The ideal of acceptance or even of hope is a progressive ideal. So far in the 2nd season of “Doom Patrol”, the idea of what is being searched for has not quite had a steady through-line. However in Episode 5: “Finger Patrol”, it starts to regain its bearings in many ways. it interestingly enough works within the story-line of parallels with the team members seeing a little bit of themselves in others. Specifically a spark point is when Baby Doll comes out to speak to The Chief. There is almost a transference even though he betrayed her. Sometimes that innocence really belies an ignorance that perhaps Jane is all too aware of. But it is this diametric between Baby Doll and Dorothy that really fuels the episode. Baby Doll wanting to return to a time of happiness but not understanding the danger she is playing with. Dorothy, by comparison, asking why she needs or if she needs to grow up by the monsters inside her. It is a tricky balance especially when kids get vindictive or misrepresent their feelings.

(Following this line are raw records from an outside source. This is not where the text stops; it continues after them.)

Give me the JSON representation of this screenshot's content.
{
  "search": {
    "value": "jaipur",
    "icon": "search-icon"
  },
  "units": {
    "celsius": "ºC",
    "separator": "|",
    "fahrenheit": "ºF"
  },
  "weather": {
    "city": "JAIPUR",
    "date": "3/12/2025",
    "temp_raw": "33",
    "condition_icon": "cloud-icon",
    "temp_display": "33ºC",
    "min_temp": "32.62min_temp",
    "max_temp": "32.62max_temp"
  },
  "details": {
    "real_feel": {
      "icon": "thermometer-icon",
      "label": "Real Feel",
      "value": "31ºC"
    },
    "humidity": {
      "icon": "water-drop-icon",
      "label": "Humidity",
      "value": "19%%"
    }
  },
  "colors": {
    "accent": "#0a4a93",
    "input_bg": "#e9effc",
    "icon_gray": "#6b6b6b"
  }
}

Without giving anything away, this is where it comes to a head. Unlike the previous episode which had more tongue-in-cheek elements, the function here is darker, more dramatic and essential which is when the series truly thrives. The balance works very well with the story that Larry and Rita follow which again is based in acceptance mirrored with a tinge of betrayal. It is heartfelt and without giving too much away it is heartbreaking. Destruction seems to follow these characters literally most of the places they go, even though many of their actions are done with the best intentions. Clint and Cyborg’s story is the least of the parallels. Victor’s story is necessary but right now is the least dynamic of them all but hopefully his drama in what he is dealing with will grow. Cliff always gets into trouble since he dreams about the life he wants and is a magnet for punishment. Of course, the continuing thematic and literal parallel to “The Wizard Of Oz” of course is essential. Cliff’s flights of fancy though give a needed boost of levity which the episodes need as well providing a nice operatic coda without being too melodramatic.
By Tim Wassberg